What happens when you drink your coffee too fast

Coffee is our unsung hero, getting us through the day (and sometimes helping us pull all-nighters, too!) — but when you notice that that life-saving java isn't agreeing with your gut, you may be tempted to blame it on the arabica, robusta, excelsa, or liberica in your cup. Before you do that, though, pause and reflect on how fast you drink from that cup. The speed of consumption might actually have a lot to do with the negative effects you're experiencing — even more than the brew itself.

Surprised? Don't be. Well+Good interviewed dietitian Maddie Pasquariello, MS, RDN, who explained that if you drink your coffee too quickly, you don't allow your brain enough time to set into motion the spiraling contingencies of the digestive process that stretch from your mouth to your stomach. It's important to give your saliva time to get acquainted with what you put in your mouth; this introduction kicks off that complex process. Without it, your gut might not be ready when the coffee hits, leading to uncomfortable symptoms.

Moreover, as you gulp down coffee, you may inadvertently swallow too much air as well, further hindering your regular digestive process and even contributing to gas, bloating, and discomfort. As a result, instead of the blissful euphoria you might expect to feel after that indispensable cup, you experience all kinds of physical distress.

The case for slowly savoring your coffee

As Well+Good informs us, coffee and an empty stomach are not a good combination and increase the chances of digestive issues. To get the best results from your coffee, you should slow down. As Pasquariello argues, this will allow your body to prepare for and digest your coffee while slowly releasing the energy you need into your system — and also to reap a slew of cognitive benefits at a measured pace without the physical or mental side effects.

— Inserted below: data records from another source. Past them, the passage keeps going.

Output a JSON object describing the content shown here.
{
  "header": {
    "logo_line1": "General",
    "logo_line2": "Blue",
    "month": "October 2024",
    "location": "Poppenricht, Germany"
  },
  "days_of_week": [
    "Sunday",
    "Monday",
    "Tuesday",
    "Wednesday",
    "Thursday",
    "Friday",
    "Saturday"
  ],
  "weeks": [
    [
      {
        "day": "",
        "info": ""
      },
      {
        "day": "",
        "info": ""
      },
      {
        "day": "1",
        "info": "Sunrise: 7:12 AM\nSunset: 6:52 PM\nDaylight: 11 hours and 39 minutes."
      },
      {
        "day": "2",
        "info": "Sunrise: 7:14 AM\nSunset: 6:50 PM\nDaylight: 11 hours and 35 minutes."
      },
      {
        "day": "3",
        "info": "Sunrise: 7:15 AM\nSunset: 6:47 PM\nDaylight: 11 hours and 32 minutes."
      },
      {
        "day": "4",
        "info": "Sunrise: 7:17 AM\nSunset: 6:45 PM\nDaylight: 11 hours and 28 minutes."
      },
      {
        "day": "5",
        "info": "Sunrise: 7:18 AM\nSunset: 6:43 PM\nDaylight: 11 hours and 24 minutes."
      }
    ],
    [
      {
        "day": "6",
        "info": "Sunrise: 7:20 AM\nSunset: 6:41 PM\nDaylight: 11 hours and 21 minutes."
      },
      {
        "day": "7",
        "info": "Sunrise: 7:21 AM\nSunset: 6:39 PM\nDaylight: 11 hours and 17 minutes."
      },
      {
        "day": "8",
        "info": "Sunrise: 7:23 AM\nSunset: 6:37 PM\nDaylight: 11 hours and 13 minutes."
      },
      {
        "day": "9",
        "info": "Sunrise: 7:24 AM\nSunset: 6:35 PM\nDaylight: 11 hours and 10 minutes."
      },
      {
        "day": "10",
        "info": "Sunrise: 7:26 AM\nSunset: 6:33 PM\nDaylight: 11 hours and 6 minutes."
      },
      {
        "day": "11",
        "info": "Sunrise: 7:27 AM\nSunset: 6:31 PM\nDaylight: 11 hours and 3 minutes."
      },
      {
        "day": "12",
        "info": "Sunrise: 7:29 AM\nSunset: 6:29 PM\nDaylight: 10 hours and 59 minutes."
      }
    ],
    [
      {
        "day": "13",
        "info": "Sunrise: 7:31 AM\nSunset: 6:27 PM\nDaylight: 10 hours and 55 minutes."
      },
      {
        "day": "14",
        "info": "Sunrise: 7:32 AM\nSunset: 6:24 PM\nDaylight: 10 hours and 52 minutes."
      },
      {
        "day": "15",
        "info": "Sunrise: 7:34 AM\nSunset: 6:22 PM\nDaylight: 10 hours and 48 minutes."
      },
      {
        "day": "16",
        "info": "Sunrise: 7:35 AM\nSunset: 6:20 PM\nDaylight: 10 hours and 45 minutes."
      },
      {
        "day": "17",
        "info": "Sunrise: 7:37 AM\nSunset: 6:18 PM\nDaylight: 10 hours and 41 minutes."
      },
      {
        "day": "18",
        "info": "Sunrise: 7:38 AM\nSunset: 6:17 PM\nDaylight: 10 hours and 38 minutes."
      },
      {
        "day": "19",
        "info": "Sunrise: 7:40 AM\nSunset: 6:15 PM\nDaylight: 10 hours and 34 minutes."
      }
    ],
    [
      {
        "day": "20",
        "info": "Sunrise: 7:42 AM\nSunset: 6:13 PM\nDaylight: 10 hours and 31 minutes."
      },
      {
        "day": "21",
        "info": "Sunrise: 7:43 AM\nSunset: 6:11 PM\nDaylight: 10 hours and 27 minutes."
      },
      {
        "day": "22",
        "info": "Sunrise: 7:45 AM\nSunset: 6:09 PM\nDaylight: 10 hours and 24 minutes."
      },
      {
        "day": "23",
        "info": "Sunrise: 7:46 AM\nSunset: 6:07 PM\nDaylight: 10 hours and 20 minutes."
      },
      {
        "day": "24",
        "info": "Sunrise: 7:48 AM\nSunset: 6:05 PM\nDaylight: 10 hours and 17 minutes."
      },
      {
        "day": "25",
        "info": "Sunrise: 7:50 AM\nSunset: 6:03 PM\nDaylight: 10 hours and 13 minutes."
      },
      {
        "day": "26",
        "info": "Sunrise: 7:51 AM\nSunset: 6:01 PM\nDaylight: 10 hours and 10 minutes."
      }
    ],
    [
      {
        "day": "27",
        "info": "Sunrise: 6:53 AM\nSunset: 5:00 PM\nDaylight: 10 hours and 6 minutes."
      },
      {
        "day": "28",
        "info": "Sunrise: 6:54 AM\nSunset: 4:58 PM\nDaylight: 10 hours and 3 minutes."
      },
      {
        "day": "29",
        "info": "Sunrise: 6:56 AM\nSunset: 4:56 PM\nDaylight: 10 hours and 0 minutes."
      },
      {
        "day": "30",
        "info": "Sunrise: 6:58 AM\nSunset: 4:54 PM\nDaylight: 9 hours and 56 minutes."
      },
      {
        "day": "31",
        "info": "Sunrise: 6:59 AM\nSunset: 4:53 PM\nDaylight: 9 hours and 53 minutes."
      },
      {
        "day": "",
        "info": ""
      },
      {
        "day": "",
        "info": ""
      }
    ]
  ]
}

What are those benefits? The British Psychological Society suggests that besides the physical effects, coffee has a significant psychological and cognitive impact on us. While caffeine is a natural stimulant of the central nervous system that keeps us physically alert, it also improves our cognitive abilities, facilitates memory (via The European Journal of Clinical Nutrition), and increases serotonin (via CNBC). But these cognitive effects are a double-edged sword; drink too much at once, Pasquariello cautions, and you might find yourself experiencing worrisome symptoms like anxiety and increased heart rate.

While you might be inclined to quickly boost your body in the morning with a shot of caffeine, you should make it a habit to slow down and savor one of life's little pleasures. A healthy morning routine when working from home or before hitting the road should include leaving ample time to enjoy your beans. After all, happiness does come in a mug ... if you just slow down.